Term: 
Fall
Credits: 
4.0
Status: 
Core
Course Description: 

The course will concentrate on the most influential sociological and social-psychological theories of nationalism, national, ethnic, supranational and transnational identity, national feeling, majority-minority relations and ethnic conflicts. After a general introduction, the lectures will deal with sociological and socio-psychological theories on different patterns of identities, with the theoretical interpretations of group relations, like assimilation, dissimilation, and, finally, with the sociology and social-psychology of attitudes, stereotyping, prejudice. Special attention will be given to the methods of empirical sociological investigation of the subject.

Learning Outcomes: 

The course will concentrate on the most influential sociological and social-psychological theories of nationalism, national, ethnic, supranational and transnational identity, national feeling, majority-minority relations and ethnic conflicts. After a general introduction, the lectures will deal with sociological and socio-psychological theories on different patterns of identities, with the theoretical interpretations of group relations, like assimilation, dissimilation, and, finally, with the sociology and social-psychology of attitudes, stereotyping, prejudice. Special attention will be given to the methods of empirical sociological investigation of the subject.

Assessment: 

Students registered for this course are expected to attend class regularly, read the assigned readings every week and participate in class discussions. All students are expected to present at least two texts as introduction to the discussion on the given subject. The presentations should be summarized on a handout, 1-2 pages in length. The summaries should incorporate critical reactions to the readings and can also include issues that were raised in prior classes and readings. These comments are intended to help students clarify their own thinking and to raise issues that help to structure the class discussion. The handouts should be submitted by email by 10 am two days before the corresponding class.

The participants of the course will also be required to prepare a final paper or a Student Research Project (ca. 10 typewritten double spaced pages) on a subject connected to the topics discussed in the course.
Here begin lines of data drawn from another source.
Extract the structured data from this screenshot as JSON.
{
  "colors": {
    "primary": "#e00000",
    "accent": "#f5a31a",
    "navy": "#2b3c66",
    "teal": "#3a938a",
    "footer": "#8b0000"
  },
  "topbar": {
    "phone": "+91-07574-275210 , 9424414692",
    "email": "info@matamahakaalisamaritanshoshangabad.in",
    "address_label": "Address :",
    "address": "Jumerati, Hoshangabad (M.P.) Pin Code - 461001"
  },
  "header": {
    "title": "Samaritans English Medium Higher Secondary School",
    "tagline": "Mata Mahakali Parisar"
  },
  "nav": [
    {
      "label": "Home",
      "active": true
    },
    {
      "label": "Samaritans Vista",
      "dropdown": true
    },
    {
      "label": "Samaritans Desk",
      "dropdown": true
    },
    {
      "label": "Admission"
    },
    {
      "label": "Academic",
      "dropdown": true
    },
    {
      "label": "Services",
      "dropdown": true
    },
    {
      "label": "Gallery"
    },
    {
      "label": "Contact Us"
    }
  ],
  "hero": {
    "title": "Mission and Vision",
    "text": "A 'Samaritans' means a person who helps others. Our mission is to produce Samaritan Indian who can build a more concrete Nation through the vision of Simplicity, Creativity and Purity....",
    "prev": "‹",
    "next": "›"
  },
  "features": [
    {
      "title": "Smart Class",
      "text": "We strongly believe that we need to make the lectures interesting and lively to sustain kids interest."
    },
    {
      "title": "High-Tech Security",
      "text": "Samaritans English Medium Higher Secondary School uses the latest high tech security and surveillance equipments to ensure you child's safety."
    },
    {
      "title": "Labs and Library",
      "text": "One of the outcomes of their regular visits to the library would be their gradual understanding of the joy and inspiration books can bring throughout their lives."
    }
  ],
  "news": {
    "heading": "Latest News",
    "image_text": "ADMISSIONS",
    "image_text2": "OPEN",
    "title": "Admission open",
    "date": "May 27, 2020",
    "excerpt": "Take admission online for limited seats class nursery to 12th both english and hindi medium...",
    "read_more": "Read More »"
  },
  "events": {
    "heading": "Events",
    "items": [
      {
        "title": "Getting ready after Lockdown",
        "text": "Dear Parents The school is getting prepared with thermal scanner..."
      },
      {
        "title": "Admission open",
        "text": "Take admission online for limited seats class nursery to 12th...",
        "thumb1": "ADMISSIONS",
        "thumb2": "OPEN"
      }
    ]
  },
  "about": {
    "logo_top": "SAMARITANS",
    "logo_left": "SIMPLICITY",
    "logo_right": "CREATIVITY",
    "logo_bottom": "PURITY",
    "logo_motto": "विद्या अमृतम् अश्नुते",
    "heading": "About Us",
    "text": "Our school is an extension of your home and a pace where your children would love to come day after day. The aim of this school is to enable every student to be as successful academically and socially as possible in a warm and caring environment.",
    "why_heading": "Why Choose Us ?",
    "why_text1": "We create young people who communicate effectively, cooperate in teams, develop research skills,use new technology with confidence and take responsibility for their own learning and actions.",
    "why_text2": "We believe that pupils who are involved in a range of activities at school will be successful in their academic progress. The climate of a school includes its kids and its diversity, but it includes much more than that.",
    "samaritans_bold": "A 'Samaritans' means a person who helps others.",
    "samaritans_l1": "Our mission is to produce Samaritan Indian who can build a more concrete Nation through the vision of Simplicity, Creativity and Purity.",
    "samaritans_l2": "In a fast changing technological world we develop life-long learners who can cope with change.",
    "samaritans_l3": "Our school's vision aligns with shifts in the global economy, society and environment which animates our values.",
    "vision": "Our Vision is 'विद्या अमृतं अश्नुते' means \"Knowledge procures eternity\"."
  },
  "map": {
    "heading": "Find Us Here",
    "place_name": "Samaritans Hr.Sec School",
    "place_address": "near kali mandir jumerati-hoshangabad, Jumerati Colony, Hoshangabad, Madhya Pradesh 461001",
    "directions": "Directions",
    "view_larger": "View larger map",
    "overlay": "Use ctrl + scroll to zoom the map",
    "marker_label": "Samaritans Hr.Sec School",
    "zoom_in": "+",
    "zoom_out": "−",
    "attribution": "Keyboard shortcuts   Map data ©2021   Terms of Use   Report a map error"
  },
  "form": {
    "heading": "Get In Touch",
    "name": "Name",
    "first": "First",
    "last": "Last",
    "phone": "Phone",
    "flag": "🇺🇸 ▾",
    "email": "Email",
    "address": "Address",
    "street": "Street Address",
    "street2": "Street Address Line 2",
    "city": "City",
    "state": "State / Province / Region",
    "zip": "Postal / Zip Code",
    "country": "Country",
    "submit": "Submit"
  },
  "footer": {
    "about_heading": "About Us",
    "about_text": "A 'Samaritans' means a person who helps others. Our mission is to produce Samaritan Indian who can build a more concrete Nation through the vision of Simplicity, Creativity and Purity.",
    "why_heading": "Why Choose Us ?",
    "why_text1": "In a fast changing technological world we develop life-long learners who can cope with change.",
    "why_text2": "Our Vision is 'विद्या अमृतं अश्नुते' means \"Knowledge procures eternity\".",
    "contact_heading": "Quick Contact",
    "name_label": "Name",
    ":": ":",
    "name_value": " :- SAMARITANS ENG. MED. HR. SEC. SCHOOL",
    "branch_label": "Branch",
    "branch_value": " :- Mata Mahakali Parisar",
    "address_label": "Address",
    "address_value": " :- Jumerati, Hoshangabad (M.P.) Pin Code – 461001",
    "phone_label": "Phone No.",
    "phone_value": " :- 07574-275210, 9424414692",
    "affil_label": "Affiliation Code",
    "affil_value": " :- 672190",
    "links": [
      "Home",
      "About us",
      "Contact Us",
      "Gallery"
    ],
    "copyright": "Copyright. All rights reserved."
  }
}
The literature for the final paper should be based on the common readings and on individual research.

 

Course evaluation

 

Class participation and activity: 20%

In-class presentation:                 30%

Final paper:                                50%